**Exercise directions:** Give the number of lines in the data below where the string "name" occurs, and nothing else.

**Material to process:**
**********
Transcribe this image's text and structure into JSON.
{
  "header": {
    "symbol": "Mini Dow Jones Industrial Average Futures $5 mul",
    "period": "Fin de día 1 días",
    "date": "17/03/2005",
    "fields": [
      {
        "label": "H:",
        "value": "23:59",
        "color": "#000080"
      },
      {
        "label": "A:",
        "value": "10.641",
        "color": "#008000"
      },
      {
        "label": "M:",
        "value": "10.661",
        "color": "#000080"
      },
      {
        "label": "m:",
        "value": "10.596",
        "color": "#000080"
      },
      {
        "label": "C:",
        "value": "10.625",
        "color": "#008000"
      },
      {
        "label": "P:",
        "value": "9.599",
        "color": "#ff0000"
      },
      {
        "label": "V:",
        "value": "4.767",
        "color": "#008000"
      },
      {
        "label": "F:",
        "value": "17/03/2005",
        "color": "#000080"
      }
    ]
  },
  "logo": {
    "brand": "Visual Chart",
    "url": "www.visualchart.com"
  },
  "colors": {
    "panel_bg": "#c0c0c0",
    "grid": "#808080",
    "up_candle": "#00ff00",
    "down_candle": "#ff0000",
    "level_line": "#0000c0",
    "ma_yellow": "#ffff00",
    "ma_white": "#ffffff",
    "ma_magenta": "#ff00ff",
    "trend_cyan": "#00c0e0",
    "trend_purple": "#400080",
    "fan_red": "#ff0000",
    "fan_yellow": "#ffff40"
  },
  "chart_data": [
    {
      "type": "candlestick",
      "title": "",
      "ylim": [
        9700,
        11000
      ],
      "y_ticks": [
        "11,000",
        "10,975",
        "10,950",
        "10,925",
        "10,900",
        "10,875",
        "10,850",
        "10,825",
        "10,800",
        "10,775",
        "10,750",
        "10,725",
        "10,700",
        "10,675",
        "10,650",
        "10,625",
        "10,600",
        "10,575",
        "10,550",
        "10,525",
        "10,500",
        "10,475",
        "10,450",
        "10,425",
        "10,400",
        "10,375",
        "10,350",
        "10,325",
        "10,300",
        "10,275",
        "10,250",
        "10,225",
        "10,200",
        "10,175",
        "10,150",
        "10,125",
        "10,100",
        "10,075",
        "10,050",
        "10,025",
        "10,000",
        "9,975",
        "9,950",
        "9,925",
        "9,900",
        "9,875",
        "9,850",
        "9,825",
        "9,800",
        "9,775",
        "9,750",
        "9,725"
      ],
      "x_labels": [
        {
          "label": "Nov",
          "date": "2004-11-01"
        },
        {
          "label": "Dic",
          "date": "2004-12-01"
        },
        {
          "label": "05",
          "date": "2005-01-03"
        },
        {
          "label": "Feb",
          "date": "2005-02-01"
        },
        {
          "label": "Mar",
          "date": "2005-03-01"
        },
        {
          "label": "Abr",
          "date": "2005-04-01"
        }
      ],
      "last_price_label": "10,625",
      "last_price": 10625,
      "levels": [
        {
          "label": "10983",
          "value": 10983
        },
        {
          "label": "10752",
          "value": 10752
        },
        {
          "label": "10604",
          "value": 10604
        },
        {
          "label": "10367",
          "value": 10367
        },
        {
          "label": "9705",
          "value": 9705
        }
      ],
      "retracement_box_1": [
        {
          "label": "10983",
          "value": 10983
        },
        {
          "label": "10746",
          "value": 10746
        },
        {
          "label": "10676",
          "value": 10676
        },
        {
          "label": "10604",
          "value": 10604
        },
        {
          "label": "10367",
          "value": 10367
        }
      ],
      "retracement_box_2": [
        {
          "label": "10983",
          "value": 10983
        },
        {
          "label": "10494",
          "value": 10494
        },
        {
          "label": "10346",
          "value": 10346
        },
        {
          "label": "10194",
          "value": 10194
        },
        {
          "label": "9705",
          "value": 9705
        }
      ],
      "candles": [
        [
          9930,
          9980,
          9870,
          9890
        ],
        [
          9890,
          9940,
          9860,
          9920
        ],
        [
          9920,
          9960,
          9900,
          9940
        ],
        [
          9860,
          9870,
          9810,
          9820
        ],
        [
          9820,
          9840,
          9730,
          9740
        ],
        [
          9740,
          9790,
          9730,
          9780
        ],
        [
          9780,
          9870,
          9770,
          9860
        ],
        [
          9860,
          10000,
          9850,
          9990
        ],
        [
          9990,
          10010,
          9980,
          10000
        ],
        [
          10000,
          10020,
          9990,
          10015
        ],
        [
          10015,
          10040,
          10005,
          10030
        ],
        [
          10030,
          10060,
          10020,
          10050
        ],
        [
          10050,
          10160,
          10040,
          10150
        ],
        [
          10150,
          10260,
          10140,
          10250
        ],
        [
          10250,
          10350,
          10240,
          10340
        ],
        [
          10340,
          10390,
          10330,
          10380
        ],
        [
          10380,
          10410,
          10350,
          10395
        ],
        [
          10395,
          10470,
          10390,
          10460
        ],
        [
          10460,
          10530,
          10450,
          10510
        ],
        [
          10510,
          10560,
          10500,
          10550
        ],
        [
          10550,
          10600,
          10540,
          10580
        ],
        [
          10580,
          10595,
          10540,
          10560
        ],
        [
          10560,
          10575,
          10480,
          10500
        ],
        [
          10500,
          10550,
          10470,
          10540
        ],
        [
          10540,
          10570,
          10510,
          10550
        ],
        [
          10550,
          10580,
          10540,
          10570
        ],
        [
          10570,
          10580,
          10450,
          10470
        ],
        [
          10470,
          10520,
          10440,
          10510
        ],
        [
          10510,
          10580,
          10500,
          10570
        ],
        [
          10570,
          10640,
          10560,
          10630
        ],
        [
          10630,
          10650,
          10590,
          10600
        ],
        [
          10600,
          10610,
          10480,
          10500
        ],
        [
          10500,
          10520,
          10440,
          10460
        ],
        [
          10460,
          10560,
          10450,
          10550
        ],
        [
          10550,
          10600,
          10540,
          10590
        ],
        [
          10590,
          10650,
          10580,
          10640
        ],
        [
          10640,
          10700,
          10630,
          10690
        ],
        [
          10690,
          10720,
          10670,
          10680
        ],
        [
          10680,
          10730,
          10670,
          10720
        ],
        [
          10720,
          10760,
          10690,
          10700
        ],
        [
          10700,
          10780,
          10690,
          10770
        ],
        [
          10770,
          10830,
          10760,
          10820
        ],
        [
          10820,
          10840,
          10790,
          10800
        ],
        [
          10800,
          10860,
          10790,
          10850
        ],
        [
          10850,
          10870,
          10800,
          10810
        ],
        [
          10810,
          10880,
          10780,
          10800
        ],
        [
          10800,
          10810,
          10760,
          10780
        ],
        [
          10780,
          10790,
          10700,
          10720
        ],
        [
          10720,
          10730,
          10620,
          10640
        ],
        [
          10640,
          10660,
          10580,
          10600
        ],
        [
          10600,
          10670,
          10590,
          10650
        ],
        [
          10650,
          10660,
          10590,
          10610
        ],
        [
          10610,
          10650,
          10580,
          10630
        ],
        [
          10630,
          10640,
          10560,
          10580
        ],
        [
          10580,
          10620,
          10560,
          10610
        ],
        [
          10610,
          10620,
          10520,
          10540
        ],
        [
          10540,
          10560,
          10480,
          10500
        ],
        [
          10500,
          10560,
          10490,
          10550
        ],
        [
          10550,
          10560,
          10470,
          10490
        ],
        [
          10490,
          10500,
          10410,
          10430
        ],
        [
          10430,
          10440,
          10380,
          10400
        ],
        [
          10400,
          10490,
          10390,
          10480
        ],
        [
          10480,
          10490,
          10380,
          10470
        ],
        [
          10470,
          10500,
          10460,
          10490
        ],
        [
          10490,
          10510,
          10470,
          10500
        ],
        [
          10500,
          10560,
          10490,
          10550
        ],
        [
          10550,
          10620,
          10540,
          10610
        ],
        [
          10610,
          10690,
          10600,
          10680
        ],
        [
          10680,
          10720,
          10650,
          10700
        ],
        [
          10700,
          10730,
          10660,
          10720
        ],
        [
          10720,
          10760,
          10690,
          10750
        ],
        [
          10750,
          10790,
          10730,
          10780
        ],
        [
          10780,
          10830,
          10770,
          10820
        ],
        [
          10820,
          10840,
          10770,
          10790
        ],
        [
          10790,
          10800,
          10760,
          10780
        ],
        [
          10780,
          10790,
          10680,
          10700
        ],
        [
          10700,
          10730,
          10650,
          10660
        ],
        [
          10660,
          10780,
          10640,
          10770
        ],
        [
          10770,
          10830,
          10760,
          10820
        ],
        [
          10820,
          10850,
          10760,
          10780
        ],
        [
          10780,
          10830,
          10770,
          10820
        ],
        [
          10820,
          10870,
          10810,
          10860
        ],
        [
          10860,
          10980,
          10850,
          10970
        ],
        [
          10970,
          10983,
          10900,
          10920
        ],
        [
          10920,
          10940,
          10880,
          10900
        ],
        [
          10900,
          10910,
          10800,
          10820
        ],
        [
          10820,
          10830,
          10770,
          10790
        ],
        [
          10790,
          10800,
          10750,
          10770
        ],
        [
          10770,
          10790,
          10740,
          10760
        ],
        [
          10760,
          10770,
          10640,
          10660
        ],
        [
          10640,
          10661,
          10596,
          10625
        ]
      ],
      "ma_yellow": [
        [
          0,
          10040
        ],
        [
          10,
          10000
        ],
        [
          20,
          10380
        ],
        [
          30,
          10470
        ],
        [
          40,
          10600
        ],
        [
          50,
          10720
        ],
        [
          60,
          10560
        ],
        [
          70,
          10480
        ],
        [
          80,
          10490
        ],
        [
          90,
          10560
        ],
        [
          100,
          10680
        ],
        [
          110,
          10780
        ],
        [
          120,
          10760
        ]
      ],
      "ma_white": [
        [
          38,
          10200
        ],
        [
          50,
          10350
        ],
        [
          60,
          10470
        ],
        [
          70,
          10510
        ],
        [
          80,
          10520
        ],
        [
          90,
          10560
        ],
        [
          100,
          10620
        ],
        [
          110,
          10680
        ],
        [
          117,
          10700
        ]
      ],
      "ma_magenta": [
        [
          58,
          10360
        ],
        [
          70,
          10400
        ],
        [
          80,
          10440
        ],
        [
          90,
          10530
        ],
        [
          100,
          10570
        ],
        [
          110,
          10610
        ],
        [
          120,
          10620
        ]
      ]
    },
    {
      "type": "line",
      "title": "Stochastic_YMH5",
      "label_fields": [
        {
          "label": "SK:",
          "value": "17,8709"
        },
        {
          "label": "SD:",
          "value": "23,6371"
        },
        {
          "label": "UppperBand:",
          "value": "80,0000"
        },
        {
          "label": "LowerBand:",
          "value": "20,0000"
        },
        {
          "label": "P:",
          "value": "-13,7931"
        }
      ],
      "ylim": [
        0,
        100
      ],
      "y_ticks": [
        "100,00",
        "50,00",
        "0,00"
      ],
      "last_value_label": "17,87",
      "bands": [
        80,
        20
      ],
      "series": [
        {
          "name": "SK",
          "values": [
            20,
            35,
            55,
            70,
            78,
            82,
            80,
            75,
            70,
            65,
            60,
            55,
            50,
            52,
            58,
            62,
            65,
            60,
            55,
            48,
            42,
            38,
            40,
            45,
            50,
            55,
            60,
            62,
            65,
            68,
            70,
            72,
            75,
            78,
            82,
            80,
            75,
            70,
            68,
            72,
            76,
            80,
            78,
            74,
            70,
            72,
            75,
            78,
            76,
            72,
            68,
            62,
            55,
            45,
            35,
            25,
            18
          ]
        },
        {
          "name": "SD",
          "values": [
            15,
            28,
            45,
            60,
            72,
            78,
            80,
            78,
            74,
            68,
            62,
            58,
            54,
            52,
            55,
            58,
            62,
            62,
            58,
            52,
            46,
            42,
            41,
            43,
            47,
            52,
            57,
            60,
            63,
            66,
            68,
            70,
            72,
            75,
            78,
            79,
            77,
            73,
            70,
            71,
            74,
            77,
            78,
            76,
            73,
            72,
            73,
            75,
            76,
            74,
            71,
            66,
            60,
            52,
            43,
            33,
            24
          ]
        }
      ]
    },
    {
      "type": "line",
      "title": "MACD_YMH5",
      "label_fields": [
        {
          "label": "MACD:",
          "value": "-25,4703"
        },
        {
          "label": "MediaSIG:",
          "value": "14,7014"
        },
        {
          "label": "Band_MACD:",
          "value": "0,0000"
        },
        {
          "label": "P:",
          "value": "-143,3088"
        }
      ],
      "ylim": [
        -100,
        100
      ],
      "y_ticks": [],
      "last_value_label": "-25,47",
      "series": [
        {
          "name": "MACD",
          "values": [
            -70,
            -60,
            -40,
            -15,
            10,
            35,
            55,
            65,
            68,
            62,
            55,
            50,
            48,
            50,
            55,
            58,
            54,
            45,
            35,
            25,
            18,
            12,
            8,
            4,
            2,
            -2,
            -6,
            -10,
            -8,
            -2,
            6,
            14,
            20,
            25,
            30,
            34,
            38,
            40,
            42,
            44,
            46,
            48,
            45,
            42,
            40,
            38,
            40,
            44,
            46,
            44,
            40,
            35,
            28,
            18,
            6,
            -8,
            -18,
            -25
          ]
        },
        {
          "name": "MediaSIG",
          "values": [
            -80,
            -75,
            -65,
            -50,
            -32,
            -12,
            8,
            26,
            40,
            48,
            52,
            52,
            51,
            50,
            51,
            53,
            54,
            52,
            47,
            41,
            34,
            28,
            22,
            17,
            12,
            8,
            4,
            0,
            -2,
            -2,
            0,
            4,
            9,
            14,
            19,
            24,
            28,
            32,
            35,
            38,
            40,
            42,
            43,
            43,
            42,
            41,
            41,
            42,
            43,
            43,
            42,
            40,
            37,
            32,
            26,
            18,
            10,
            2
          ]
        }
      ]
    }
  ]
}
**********
**Answer:** 4